In risk-averse B2B markets, supplier credibility is a key distinguishing factor. This post suggests four ways a business can use content to build credibility in B2B markets.
Four factors that influence the credibility of a supplier are:
- Social proof.
- The quality of information delivered.
- Presence in the marketplace.
We discuss each in turn below:
Robert Cialdini (among others) noted the concept of social proof. It states “one means we use to determine what is correct is to determine what others think is correct”. Case studies and testimonials are powerful weapons in the battle to increase credibility in B2B markets.
Content As A Retention Tool
Research shows that >60% of customers that leave a business do so simply because they do not feel valued and/or the supplier does not communicate with them regularly. Delivering relevant information aids customer retention and makes a supplier more trustworthy.

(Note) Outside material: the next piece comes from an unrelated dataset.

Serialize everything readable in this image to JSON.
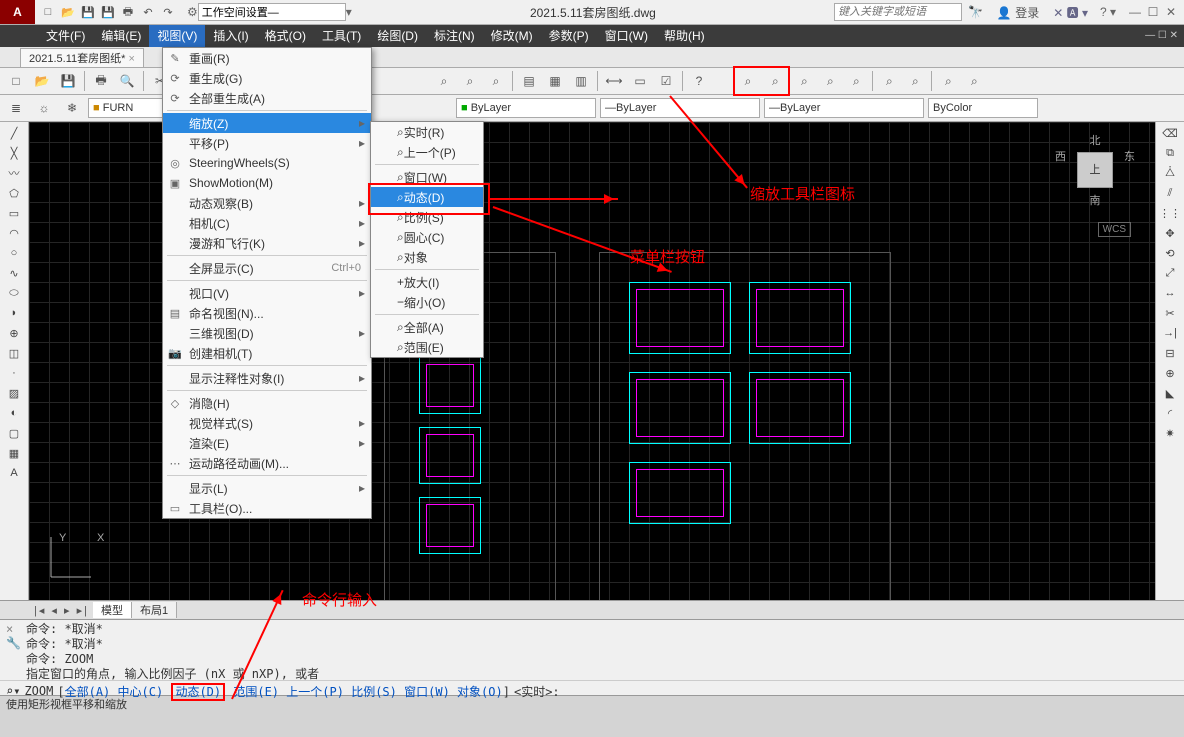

In B2B markets, members of the purchasing decision-making team are more likely to seek out the content they need than to wait for a supplier to push it their way. If the decision-makers trusted sources of information carry relevant information on the supplier it can boost the trustworthiness of that business.
Content To Build The Brand
What a business stands for, and the way it interfaces with customers are key parts of its brand. Several research papers show a direct relationship between a positive brand image and the credibility of a B2B supplier.
It takes time and effort to build a brand. The message must be consistent across all content and promotional activity. A business must live up to its brand promise.
Content Builds Market Presence
A B2B supplier that has a low market profile is likely to lose ground to its competitors. Regularly delivering quality content is an effective way to stay front of mind with potential customers. Content can be delivered online, but it is important to remember outbound (advertising, literature, exhibitions etc.) still has a place.
Building Personal Relationships
Personal relationships may not be content-related but are included as a reminder of their importance. A poor service experience can destroy trust in an instant. Any company personnel a customer may deal with can have a positive (or negative) impact on the business credibility.
Knowledgeable employees who deliver good service build the brand and deliver a positive experience. It can take months, often years, to build credibility in B2B markets. That credibility and trust can be destroyed in an instant by a poor service or a negative employee experience.
All the tools a business needs to stay in touch are readily available, they are cheap and easy to use. There is no excuse for a business to fail to stay in touch with its customers. Content is the fuel for the ongoing communication process.